Exercise instructions:
Each line below that carries the string "value" must appear in the answer.

The input:
=-=-=-=-=

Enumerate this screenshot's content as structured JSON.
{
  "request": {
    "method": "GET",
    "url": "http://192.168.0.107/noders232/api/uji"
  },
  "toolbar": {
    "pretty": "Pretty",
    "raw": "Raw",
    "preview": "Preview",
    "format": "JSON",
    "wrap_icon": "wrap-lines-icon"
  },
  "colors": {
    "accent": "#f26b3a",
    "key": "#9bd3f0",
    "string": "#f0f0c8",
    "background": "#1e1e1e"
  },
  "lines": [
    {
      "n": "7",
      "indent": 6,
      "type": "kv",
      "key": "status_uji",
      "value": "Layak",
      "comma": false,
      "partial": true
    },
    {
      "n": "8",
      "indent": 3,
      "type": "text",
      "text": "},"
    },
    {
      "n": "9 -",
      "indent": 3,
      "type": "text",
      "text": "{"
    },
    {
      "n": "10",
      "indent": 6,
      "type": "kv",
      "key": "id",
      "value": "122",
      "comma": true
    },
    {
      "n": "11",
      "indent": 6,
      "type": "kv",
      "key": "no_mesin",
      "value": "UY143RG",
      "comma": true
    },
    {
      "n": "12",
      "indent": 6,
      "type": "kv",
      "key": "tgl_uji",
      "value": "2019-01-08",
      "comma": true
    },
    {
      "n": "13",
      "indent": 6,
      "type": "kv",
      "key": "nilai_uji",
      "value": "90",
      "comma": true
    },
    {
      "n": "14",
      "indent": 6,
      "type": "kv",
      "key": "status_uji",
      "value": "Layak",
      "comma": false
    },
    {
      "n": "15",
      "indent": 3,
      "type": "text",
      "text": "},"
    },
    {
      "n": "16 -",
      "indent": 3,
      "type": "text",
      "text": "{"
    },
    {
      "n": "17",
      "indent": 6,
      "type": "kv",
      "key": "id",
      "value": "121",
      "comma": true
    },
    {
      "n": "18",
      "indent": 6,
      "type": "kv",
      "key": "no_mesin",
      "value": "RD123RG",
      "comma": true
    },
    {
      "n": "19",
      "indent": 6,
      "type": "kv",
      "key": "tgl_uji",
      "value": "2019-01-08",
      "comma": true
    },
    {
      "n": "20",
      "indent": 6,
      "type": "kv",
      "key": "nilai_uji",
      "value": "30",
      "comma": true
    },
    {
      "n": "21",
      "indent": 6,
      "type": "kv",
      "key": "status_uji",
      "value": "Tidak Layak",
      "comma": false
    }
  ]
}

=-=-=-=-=

Output for this task:
      "value": "Layak",
      "value": "122",
      "value": "UY143RG",
      "value": "2019-01-08",
      "value": "90",
      "value": "Layak",
      "value": "121",
      "value": "RD123RG",
      "value": "2019-01-08",
      "value": "30",
      "value": "Tidak Layak",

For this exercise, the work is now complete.